Document


Title

Is fall burning preferable to spring burning for promoting growth characteristics favorable for mechanical harvesting in Vaccinium myrtilloides Michaux?
Document Type: Journal
Author(s): S. P. Vander Kloet ; J. Pither
Publication Year: 2000

Cataloging Information

Keyword(s):
agriculture; barrens; branching; Canada; croplands; fire management; lowbush blueberry; lowbush blueberry; Nova Scotia; plant growth; range management; season of fire; size classes; stem length; Vaccinium myrsinites; yield
Region(s):
International
Record Maintained By:
Record Last Modified: June 1, 2018
FRAMES Record Number: 50448
Tall Timbers Record Number: 27051
TTRS Location Status: Not in file
TTRS Call Number: Not in File
TTRS Abstract Status: Okay, Fair use, Reproduced by permission
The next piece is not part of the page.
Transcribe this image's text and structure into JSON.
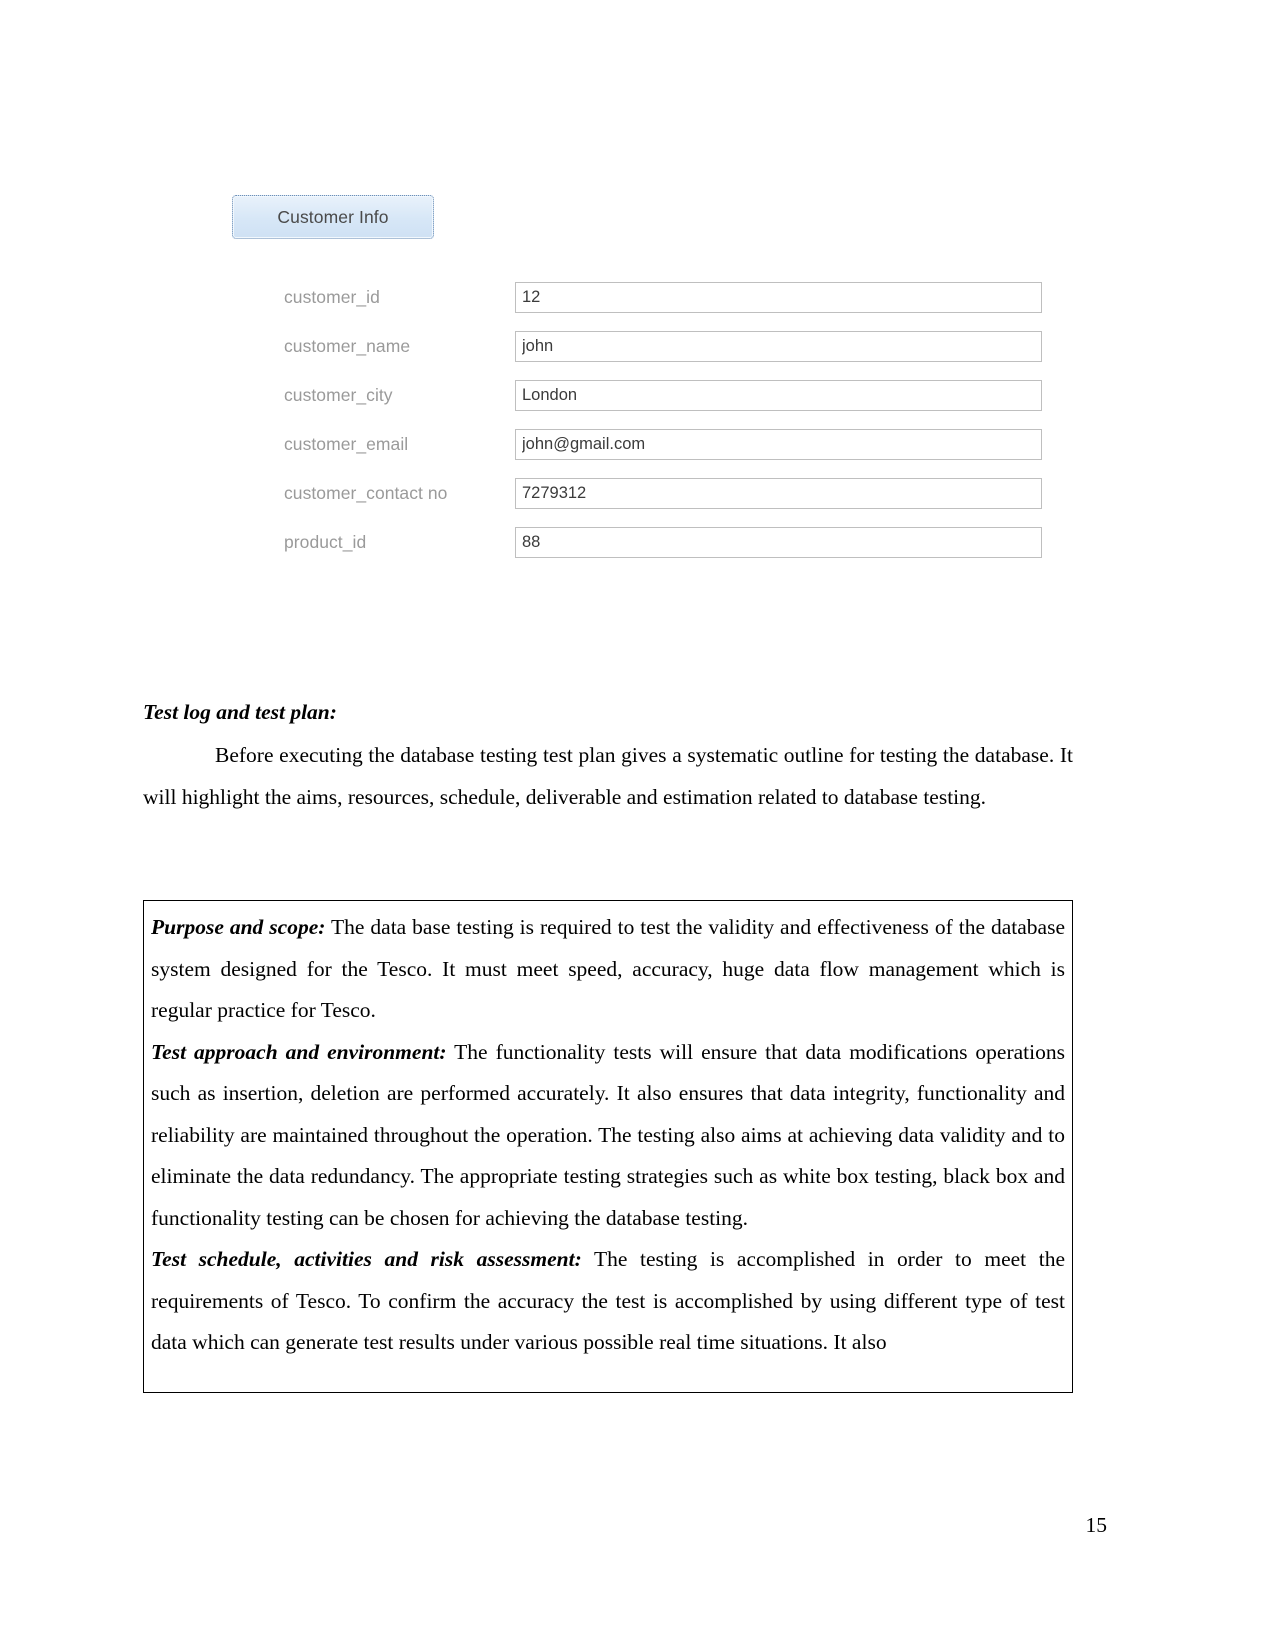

This bibliographic record was either created or modified by the Tall Timbers Research Station and Land Conservancy and is provided without charge to promote research and education in Fire Ecology. The E.V. Komarek Fire Ecology Database is the intellectual property of the Tall Timbers Research Station and Land Conservancy.

Description
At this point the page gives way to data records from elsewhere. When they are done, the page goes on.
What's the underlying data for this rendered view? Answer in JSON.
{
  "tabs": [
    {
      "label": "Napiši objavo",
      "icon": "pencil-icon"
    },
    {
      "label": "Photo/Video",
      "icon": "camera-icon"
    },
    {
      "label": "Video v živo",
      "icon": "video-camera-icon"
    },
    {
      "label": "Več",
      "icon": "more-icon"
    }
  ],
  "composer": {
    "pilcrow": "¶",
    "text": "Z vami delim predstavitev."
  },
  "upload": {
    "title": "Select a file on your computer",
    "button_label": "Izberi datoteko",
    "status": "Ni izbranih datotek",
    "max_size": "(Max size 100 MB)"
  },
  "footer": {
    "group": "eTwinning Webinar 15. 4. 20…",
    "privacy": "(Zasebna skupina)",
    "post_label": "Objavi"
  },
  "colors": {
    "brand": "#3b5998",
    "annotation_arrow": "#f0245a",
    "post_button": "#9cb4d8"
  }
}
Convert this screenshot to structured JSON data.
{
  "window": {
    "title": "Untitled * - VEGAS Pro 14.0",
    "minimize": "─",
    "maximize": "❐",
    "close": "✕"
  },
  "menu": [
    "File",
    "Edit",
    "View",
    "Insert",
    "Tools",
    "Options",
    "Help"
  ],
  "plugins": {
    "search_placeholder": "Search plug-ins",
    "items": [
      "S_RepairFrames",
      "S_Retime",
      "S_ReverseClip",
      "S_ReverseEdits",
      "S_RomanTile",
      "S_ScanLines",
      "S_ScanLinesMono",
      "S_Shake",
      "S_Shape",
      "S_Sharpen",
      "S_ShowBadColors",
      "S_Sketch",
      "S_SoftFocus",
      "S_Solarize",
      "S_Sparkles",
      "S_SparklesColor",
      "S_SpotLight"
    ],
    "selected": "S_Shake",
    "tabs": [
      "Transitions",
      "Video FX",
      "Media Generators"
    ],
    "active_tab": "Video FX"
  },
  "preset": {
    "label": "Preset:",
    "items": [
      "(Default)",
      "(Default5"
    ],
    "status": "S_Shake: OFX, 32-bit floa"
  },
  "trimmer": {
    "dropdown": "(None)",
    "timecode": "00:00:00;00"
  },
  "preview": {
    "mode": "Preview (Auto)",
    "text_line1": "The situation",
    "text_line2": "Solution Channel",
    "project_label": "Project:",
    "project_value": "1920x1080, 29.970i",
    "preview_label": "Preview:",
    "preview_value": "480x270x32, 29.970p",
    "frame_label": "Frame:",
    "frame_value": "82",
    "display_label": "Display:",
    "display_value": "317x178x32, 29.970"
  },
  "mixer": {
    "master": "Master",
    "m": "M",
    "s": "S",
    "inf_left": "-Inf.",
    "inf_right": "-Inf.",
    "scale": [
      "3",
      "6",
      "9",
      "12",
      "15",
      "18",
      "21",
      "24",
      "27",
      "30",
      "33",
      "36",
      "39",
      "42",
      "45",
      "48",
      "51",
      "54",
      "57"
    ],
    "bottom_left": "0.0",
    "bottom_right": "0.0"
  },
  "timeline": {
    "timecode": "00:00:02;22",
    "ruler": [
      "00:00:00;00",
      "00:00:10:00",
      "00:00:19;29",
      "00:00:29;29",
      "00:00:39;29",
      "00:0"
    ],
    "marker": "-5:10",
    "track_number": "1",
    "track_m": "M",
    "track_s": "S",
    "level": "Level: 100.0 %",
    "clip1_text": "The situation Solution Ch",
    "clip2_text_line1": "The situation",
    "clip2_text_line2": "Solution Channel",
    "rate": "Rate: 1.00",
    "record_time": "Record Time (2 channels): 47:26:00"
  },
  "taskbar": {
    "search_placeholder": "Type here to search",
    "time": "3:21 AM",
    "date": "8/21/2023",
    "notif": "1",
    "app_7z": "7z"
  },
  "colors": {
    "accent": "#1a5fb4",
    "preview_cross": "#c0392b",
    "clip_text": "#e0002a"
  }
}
Periodic prescribed burns of lowbush blueberry barrens promote high yield, aid in weed control, and reduce fungal and insect damage. Whether such prescribed fires should be set in the autumn or the spring has been a matter of some dispute. Previous research on Vaccinium angustifolium Aiton suggested some advantages to autumnal burning, but few data have been collected on V. myrtilloides Michaux. To evaluate whether time of burning affected plant qualities most favorable for mechanical harvesting, such as stem length and lateral branching, a series of experiments was conducted on V. myrtilloides. Differences in stem length, numbers of lateral branches, and buds per stem were nonsignificant among plants burned in fall vs. those burned in spring. In three of four experiments, however, fall burns resulted in the growth of fewer lateral branches. Furthermore, among the four experiments, growth responses were more uniform following fall than following spring burns. We therefore suggest that, where possible, fall burns should be prescribed for blueberry plants that will be mechanically harvested.

Citation:
Vander Kloet, S. P., and J. Pither. 2000. Is fall burning preferable to spring burning for promoting growth characteristics favorable for mechanical harvesting in Vaccinium myrtilloides Michaux? HortScience, v. 35, no. 4, p. 608-610.